I’d like to address the last two income sources; pensions, and social security. Each of these incomes involves a large amount of your time and effort before you can be assured of a steady source of money being deposited in your bank account at retirement age. You might work for a company for 20-30 years before they begin paying you a steady income when you leave their employment. Social security benefits are based on your highest 35 years of income, and you’re not eligible unless you’ve paid into the system for a minimum of 10 years and have reached the age of 62 (full retirement age depends on your year of birth—65 to 67 years of age). They both require a large outlay of time and effort on your part during your younger years before enjoying any benefits during your golden years.
The other methods of acquiring passive income might be less demanding, but they all require work on your part. To my knowledge there is not a source of passive income that does not require some amount of effort from you. Your goal is to have money coming in without the demands of hours upon hours of work on your part. My goal has always been to achieve a set amount of income by working only 20 hours a week (I shoot for 4 hours a day, 5 days a week, but sometimes fall short). That leaves me ample time to pursue things I enjoy doing; off-roading, hiking, reading, talking to rocks, or even watching the grass grow. I feel useful, in that I accomplish something everyday, and am still able to do the things I want. It provides some sort of routine to my life.
Initially, you might have to work at setting up your passive income stream while working a traditional 40 hour a week job. It might take a year or more to achieve what you set out to do. Some people work at it 5-10 years before they are able to enjoy the fruits of their labor. Just know that you will have to put effort into your venture.
Let me finish up with three points that are vital to the success of your plan:
You’ve got to love what you do. You cannot expect success unless you are doing something your really like doing. If you’re in it for just the money, do not expect the money to come to you. Whatever you do, it has to be enjoyable, and helping someone else along the way adds to your enjoyment.
Expect to put in some serious time to succeed. If you are not willing to work towards your goal, then do not expect to reach that goal. It will not come to you. It should be something you really want, and are willing to sacrifice to achieve. As everything else in life, work and sacrifice on your part will lead to your ultimate success.
You can never just quit and expect the money to roll in. It’s not going to happen. Just like a pension plan and social security, you’ve got to put in some amount of work on a regular basis.

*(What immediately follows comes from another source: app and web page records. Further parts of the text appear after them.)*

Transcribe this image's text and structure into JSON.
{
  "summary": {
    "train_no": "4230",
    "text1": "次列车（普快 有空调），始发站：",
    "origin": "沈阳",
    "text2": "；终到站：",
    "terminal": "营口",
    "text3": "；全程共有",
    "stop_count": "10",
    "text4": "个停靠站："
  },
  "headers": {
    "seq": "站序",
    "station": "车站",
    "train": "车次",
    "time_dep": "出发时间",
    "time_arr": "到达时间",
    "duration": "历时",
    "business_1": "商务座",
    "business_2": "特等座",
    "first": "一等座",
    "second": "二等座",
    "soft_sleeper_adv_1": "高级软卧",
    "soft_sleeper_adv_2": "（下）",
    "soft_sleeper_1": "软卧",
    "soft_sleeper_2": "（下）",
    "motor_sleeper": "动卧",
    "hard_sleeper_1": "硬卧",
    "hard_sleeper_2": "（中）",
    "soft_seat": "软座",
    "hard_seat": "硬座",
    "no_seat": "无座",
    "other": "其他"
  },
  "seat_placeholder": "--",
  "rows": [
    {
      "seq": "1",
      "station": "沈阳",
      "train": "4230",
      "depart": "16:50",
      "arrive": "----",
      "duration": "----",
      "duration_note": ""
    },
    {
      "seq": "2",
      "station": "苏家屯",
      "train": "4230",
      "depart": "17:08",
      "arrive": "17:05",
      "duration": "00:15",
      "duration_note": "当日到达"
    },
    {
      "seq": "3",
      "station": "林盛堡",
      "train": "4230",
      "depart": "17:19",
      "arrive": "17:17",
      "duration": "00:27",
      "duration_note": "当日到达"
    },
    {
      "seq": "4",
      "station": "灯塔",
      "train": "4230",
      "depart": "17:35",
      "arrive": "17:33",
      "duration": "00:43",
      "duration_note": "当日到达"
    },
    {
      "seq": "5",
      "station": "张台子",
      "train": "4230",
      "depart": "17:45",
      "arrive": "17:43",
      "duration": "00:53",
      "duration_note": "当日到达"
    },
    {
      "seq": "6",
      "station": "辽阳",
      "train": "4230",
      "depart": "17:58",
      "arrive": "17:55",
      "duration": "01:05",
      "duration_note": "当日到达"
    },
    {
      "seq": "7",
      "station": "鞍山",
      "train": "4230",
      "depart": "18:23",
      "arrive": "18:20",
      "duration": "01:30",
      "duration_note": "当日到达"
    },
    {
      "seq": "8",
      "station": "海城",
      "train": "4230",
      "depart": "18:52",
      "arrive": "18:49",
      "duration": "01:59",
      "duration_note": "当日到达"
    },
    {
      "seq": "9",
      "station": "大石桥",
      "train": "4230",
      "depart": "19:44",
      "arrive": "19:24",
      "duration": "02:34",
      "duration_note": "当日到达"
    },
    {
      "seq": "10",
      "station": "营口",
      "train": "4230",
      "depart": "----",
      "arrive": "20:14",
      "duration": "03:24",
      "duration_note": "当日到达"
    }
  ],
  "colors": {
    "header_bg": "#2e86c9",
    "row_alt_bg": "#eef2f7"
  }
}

It might be 5-10 hours a month or 20 hours a week, but you have to make a commitment and stick to it. However much time it will take, just know that in order to succeed it will require a continuing commitment on your part.
In short, if you want to acquire any amount of passive income, regardless of the dollar figure you hope to achieve, you must love what you do, work at it, and never quit. You know you want it, so go get it.